Sunday, January 31, 2010

2010 Groundhog 5K

A brisk walk as my whole family traipsed out... and we nearly got arrested for crossing the rail road tracks at the wrong spot. I wasn't sure if I should hold my knuckles out to get rapped with a ruler or go put my nose in the corner for ten minutes after that scolding. Arriving very early, we sat around for some time before I started my warm up.

Positioned close to the finish line, we could see our breath and it was quite chilly. I had a hard time warming up quickly enough to strip down to my racing outfit. Finally, during my warm-up I jogged by the countdown clock and it read 3:21 to go to race start. I thought, "Crap! Every nightmare I have of the race starting without me has just come true!" I picked up the pace to get into the sea of runners, and had to fight hard to carve a path past hundreds of runners to get up to where I wanted. I was sure the gun was going to go off any second.

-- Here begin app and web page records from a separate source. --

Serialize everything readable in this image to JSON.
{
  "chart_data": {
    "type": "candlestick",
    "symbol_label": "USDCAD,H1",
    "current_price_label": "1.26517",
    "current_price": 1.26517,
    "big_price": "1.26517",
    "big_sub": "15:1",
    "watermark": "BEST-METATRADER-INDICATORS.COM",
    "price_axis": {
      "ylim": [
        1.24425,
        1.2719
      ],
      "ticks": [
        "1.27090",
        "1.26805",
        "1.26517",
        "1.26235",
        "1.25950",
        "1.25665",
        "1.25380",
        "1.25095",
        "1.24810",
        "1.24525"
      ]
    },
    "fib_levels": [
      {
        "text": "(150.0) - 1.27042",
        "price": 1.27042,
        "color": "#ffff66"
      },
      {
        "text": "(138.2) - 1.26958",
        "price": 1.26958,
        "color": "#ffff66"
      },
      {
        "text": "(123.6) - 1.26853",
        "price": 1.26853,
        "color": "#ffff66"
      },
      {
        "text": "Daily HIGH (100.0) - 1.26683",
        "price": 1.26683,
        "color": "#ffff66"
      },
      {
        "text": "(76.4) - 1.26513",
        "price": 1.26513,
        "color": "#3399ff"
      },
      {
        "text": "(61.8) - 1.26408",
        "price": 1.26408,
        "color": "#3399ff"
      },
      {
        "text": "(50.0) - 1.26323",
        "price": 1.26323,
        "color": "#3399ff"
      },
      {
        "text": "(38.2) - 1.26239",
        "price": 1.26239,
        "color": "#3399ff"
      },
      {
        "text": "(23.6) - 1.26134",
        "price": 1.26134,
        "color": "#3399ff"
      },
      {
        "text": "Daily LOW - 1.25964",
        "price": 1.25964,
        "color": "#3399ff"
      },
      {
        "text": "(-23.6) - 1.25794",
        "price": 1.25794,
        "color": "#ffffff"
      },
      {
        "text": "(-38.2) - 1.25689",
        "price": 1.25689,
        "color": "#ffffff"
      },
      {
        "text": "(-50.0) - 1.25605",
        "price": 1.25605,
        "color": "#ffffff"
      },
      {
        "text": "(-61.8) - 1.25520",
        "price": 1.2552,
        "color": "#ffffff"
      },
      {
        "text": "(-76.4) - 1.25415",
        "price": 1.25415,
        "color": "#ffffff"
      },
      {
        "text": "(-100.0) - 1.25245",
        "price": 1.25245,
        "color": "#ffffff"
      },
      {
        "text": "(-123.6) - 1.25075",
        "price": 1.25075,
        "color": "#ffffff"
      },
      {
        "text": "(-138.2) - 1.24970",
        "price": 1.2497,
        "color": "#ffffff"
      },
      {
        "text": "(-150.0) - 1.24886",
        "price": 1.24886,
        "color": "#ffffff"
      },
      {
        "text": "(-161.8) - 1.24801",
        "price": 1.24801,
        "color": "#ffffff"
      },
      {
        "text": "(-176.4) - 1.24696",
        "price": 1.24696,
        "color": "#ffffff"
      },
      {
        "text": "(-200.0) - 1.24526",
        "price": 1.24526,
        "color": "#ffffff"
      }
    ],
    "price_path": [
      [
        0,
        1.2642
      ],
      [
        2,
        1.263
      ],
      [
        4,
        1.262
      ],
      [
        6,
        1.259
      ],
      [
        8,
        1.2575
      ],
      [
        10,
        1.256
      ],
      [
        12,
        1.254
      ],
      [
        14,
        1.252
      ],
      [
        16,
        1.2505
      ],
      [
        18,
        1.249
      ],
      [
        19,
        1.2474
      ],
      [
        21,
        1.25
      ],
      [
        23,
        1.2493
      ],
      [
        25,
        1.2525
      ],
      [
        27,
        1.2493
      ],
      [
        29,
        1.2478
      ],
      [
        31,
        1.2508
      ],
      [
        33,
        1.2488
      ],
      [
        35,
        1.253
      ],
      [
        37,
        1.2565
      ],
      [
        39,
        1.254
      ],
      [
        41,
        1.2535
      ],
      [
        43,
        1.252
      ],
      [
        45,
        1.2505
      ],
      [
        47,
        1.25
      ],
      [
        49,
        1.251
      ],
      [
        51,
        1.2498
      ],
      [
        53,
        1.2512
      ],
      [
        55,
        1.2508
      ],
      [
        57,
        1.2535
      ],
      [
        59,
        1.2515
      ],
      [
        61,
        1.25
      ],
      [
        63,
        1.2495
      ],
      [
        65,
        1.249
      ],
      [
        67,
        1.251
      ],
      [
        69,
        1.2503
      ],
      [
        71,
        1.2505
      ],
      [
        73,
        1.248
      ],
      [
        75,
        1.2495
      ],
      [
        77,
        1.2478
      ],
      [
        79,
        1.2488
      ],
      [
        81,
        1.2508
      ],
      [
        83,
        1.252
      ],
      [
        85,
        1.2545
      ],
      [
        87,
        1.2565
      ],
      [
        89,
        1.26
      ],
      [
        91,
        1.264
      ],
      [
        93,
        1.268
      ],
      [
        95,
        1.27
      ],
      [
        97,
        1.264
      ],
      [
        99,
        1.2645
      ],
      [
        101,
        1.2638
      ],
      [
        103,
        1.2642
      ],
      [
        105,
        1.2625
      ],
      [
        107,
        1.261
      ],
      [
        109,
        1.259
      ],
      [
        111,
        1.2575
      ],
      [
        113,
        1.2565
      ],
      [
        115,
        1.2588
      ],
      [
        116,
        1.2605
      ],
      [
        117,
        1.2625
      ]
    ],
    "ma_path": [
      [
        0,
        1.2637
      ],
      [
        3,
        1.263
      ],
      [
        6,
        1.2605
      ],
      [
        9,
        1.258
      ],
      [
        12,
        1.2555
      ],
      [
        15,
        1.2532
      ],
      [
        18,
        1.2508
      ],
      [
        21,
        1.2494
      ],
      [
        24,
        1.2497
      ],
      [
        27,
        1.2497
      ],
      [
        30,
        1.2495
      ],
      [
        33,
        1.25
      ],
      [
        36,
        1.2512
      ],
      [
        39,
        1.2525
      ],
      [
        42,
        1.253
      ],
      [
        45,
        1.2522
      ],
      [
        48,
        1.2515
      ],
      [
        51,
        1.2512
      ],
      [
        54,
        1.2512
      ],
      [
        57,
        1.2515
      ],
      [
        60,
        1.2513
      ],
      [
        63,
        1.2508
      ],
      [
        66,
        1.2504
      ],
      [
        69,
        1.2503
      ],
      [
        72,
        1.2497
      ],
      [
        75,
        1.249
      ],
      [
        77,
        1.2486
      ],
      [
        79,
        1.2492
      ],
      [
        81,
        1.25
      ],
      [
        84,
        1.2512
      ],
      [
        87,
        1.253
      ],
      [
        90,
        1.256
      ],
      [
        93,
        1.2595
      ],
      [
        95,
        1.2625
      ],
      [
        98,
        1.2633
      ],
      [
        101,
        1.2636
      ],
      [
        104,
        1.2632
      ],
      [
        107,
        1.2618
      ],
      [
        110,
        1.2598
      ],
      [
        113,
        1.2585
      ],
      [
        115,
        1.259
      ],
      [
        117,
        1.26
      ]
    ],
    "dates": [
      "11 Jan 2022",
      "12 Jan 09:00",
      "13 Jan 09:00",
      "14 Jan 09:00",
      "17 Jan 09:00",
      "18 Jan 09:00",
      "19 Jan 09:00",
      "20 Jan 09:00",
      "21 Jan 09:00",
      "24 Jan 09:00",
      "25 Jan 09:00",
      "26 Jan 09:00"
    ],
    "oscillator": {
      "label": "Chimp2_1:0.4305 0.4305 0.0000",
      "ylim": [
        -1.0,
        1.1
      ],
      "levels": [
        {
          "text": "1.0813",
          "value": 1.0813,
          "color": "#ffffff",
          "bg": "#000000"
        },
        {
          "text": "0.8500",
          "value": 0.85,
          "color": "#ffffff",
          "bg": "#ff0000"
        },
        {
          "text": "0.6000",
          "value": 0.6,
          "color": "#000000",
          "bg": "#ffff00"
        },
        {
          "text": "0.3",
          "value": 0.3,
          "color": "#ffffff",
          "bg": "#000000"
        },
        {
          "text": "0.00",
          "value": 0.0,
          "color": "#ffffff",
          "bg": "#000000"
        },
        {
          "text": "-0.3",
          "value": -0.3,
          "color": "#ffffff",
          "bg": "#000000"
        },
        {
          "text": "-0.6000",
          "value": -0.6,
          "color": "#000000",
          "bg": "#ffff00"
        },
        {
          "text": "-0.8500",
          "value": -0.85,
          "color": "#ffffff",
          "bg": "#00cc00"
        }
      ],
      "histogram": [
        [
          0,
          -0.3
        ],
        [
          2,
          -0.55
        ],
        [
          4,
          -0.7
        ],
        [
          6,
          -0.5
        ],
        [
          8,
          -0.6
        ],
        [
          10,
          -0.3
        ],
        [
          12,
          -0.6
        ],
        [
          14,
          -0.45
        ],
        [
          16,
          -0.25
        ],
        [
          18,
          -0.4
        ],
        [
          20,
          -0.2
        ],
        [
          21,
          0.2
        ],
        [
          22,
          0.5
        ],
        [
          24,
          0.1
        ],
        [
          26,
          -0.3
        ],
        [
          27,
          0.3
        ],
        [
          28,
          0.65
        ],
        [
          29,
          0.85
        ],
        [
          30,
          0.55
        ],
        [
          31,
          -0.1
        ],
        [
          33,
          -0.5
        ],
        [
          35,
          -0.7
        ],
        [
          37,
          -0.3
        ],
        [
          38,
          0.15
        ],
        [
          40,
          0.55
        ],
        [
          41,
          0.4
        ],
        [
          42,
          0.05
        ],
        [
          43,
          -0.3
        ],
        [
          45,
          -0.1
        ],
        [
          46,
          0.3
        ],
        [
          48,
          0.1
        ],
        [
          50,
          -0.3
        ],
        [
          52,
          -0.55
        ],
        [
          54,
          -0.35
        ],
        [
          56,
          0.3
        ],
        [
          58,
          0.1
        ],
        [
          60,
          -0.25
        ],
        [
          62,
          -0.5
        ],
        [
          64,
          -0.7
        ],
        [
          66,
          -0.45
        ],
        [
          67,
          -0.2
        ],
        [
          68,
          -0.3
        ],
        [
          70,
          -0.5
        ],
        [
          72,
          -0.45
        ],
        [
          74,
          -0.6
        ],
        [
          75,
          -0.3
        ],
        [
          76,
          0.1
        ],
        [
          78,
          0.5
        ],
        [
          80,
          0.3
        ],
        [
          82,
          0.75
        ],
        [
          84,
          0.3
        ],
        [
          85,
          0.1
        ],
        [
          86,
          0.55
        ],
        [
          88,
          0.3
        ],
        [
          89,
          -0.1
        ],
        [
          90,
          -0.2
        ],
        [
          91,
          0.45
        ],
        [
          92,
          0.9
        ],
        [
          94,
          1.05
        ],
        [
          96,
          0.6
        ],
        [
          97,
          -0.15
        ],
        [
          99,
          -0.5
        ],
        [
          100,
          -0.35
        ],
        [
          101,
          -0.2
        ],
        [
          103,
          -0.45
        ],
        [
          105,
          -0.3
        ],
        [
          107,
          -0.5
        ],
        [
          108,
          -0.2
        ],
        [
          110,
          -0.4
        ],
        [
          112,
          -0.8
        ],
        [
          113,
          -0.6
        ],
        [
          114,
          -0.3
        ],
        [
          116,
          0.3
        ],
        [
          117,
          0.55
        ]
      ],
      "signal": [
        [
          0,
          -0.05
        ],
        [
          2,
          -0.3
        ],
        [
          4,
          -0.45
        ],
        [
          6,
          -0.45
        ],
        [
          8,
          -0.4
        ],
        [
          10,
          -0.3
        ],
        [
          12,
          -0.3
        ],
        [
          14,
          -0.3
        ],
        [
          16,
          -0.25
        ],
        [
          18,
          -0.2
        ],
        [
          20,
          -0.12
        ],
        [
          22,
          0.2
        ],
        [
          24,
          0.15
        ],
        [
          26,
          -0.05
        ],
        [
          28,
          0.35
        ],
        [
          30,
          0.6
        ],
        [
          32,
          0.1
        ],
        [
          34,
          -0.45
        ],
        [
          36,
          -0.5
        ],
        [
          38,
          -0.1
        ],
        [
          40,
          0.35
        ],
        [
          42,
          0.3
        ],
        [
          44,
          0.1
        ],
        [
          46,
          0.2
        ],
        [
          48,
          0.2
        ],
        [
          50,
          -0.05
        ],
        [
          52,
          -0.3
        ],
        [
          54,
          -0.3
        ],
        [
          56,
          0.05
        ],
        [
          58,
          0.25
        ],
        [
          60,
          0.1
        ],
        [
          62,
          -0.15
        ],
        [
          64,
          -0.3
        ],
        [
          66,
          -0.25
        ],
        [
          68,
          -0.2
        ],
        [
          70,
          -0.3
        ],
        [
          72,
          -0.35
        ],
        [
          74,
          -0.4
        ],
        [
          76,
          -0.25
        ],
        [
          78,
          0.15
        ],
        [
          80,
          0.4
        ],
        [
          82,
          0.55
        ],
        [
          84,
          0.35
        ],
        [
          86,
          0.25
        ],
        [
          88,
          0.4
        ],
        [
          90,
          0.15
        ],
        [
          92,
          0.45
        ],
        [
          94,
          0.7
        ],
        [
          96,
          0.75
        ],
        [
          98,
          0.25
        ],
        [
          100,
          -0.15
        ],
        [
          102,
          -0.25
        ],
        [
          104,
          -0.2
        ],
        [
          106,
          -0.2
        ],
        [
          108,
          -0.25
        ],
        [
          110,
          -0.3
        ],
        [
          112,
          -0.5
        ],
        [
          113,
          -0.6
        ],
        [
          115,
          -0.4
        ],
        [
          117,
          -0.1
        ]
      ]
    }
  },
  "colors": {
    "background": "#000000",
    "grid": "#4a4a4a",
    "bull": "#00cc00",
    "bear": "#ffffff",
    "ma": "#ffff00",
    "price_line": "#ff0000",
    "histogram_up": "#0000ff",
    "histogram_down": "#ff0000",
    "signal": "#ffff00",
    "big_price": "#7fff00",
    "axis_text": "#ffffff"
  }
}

And then we stood there... and stood there.. and stood there. And finally, they started talking. Eventually, the national anthem was played, and I actually sung along for the first time during a pre-race ceremony. No gun, just a, "3-2-1-Go!" and we're off.

It was a chaotic start. There were probably 150 runners in front of me at the start, and it was evident that many belonged up there.. but others did not. So, my initial hope of finding the "right" runners to run with for the first mile didn't really come to fruition. It was such a mix of faster and slower runners and then runners who had gone out too fast slowing at about 2-3 minutes into it I had a hard time finding the "right pace," something I desperately needed without a Garmin.

As I crossed the first mile in 6:56, I realized that one of two things had happened. Either the course was slightly altered, or the mile spot had been moved to a different spot. I've run this course four times now (really, six times, as the two 10Ks were the same course twice), and I'm familiar with the first mile mark, which has been consistent every year. So, I'm not sure if the course was a little different in the first mile, or the marker was moved a bit. But, I'm confident of one of the two.

Deep into mile 2 I was confident of my pace (whatever it was, I had no idea of course), and was just biding my time. Really, the course is pretty boring--but that's the beauty of it. Completely predictable. Warm, dark, flat and many, many turns. Both hairpin turns we were able to see the cyclists leading the winners, and that was very exciting to see. Several times I was able to gain on runners, slip by and hold it.

As we entered into the final mile and the final hairpin turn, I saw Melissa Todd, the female winner, and really I heard her first, grunting loudly. Such a dainty little thing, it was good to know that she was suffering up there in the lead. You go girl!

I was relieved as we crossed mile 3, but had somehow missed mile two, so I really didn't know how I was doing until that point. I realized that sub 22:00 was out of the question... but if I hung in there, I would only miss it by a little. My final time was 22:15, which was enough to win my age group (1 / 108, 40-44F). Not quite my time goal, but, really, not bad for where I am now. I didn't train exclusively for this race for an extended period of time and had plenty working against me. I am satisfied, it was a good run. Definitely, one of my favorite races.


  1. OK, so if I can pull off my 5k PR in april - I'll come out to KC to run you in to a PR in a 5k during may. sound like a deal?

  2. You have to describe where this course is. The photos make it look like it's in some kind of huge garage. And an impressive time. Joe

  3. Bill, Sounds great! I'm needing that sub 22:00 pretty badly... -Alex

  4. Joe, Great point! I think I've talked about it in year's past... but failed to mention it here. The race is run entirely underground in man-made caves called the "Hunt Midwest Subtropolis." So, no GPS, some diesel fumes and dust to deal with, and it's a tad dark and gloomy. Not to mention many, many turns. However, deep in the caves, it's 68 F year round--and of course pancake flat and no wind. --Alex

  5. That's just nuts. It has its own WikiPedia entry.

    You need to join a club. In addition to the other benefits, you don't have to worry about what singlet to wear. Joe

  6. Joe, I have some interesting affiliations (as well as complex mind / body issues :-).. which add to the complicated singlet choice for races. I'm a Brooks ID athlete, so I train / race exclusively in Brooks to the extent that is possible. I have two great Brooks singlets, but I felt that I wasn't as lean as I needed to be to pull either of those off well. I rather resembled William Shatner in a tutu on the eve of the race, I thought. I opted for something just a wee bit forgiving :-)

    On the other hand, I've been training with The Run SMART program out of Flagstaff for a few years now. My oldest singlet from them is also Brooks, but the red and white didn't blend well with the gold and black Brooks shorts. Who knew I was such a fashion diva.

    Maybe I should start my own girl's race clothing line! "Runderwear" or something like that LOL. I will definitely need to be at my lean, mean 106# to pull that off tho! --Alex

  7. Thanks. I'll get lots of sleep tonight with that image of Shatner in tutu (literally) dancing in my head.

    I will say that the singlet you wore, however derived, worked.